(Component data from apps and pages)
:::
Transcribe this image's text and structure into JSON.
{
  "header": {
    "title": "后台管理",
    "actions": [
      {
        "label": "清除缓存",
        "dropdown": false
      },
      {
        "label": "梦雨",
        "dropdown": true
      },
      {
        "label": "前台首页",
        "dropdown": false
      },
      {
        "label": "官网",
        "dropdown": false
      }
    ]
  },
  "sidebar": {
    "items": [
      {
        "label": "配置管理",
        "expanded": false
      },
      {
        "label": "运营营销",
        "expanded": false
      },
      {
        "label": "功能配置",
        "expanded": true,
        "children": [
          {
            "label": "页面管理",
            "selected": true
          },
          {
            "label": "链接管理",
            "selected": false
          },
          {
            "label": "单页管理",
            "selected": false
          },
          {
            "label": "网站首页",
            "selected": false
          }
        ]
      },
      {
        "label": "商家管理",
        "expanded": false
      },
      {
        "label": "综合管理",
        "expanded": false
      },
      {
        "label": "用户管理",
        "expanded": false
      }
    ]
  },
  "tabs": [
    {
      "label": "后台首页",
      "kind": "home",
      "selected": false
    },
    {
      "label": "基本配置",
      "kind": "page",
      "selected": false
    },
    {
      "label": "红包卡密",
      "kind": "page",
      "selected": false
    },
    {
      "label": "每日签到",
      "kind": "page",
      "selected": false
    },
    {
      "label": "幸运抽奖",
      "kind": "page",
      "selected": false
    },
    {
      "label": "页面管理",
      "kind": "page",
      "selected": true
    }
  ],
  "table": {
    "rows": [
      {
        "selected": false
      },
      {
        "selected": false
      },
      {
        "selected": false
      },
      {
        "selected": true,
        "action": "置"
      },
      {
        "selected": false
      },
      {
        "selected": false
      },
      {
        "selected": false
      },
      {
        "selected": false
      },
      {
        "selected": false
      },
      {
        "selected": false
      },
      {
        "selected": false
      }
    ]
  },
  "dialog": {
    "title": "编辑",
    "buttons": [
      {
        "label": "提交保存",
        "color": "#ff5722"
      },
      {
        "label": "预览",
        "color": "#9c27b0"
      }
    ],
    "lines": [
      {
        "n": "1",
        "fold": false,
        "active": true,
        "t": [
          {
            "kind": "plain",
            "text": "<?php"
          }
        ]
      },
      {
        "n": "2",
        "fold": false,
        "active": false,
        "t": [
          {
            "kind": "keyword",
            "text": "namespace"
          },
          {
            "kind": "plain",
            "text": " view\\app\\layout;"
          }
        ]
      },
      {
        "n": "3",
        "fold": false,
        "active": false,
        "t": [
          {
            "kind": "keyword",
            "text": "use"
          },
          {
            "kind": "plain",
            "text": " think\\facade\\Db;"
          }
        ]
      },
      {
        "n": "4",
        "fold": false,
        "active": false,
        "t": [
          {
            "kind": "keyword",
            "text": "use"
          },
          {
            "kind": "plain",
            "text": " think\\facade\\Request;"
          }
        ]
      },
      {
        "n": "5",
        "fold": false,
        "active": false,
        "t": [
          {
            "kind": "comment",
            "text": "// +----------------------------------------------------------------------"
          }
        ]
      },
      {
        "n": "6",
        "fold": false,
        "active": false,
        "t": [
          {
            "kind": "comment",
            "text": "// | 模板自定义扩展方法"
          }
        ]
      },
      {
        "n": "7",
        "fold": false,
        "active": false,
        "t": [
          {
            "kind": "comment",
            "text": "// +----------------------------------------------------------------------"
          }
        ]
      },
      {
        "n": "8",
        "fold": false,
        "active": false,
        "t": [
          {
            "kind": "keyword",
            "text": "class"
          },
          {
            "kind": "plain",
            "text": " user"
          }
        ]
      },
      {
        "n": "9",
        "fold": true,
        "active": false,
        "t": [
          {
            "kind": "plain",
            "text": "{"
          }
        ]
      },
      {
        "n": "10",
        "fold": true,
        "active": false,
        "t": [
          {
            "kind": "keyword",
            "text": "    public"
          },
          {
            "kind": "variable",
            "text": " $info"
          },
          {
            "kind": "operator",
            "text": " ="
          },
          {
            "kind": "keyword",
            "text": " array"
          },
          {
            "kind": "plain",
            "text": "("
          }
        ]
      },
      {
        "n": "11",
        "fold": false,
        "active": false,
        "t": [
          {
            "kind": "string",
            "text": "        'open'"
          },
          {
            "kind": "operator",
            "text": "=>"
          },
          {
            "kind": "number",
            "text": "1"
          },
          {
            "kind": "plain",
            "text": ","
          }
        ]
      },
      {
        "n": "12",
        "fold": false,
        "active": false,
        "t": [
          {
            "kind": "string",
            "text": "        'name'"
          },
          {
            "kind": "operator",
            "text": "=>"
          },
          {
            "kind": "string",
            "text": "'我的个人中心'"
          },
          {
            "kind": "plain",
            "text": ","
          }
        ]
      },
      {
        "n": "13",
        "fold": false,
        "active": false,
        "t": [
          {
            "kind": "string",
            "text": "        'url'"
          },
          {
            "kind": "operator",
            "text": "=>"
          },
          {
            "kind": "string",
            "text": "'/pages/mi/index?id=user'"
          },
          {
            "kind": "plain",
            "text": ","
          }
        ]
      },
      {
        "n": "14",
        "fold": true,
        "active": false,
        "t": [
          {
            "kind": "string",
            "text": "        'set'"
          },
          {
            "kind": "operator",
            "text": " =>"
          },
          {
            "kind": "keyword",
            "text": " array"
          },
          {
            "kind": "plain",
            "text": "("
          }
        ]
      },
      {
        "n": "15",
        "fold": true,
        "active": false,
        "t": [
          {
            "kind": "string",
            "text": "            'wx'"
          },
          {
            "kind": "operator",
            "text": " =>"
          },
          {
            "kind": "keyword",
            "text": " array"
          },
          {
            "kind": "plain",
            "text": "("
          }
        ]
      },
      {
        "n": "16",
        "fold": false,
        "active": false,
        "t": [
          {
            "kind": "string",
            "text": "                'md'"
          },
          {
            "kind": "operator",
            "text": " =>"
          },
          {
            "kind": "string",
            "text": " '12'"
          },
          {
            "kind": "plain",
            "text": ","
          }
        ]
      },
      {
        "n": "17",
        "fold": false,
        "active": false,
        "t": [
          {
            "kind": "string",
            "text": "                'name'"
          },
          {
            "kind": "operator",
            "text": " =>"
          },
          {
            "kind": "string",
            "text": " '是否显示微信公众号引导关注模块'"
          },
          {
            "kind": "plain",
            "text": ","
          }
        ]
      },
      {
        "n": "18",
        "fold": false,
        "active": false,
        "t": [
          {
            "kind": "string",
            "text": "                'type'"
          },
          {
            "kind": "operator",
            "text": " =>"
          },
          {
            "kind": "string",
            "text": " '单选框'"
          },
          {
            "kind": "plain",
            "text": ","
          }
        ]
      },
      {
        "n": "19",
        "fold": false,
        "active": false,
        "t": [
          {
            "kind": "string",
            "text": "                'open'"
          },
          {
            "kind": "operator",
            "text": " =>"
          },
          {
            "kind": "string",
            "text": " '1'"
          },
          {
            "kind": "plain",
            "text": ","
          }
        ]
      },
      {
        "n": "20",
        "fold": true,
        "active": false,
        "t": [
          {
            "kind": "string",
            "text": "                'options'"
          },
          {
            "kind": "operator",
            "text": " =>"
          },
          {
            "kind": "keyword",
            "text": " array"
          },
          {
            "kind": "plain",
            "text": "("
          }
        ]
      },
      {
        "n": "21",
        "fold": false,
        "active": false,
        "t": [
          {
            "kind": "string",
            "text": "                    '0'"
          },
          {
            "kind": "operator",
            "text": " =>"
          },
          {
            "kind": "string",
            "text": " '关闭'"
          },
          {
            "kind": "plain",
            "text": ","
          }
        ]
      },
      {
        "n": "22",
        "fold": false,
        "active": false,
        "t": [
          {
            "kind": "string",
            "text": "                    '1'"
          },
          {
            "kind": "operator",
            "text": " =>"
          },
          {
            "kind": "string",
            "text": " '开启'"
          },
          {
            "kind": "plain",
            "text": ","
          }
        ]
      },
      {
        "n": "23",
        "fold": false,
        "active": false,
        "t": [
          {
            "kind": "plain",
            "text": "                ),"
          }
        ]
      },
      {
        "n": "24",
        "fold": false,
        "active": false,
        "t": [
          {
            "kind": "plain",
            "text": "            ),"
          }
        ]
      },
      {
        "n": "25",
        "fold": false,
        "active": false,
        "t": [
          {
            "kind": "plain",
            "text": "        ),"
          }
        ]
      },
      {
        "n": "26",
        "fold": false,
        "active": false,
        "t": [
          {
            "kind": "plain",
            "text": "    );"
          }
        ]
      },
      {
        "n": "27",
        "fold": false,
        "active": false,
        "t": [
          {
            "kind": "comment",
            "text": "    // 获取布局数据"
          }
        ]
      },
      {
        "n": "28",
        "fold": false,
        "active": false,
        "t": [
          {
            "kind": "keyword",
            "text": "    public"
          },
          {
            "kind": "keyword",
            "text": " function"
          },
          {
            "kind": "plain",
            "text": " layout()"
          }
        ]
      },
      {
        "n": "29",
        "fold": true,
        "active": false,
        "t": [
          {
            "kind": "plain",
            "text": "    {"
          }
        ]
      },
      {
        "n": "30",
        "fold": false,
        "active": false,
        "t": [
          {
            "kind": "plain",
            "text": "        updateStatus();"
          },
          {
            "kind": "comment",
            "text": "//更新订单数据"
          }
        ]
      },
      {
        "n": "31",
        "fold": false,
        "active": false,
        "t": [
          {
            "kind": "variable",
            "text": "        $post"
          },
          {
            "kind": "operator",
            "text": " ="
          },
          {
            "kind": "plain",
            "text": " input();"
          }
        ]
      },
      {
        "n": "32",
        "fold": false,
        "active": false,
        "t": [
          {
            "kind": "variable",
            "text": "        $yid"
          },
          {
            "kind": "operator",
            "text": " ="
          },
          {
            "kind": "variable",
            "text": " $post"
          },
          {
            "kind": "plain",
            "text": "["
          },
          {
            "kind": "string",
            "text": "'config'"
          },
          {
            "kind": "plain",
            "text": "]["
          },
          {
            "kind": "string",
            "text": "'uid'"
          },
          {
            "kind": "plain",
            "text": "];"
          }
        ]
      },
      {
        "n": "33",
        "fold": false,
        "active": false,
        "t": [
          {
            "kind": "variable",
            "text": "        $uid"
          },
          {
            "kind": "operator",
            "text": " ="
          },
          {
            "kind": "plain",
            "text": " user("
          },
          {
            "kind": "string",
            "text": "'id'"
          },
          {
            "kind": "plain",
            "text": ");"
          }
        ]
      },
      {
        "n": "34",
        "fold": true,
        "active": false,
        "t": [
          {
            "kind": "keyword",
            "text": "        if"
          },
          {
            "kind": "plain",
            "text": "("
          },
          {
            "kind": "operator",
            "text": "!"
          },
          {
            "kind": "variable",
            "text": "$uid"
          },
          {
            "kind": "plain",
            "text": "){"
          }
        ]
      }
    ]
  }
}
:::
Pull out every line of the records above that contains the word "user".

■ Solution to this task:
            "text": " user"
            "text": "'/pages/mi/index?id=user'"
            "text": " user("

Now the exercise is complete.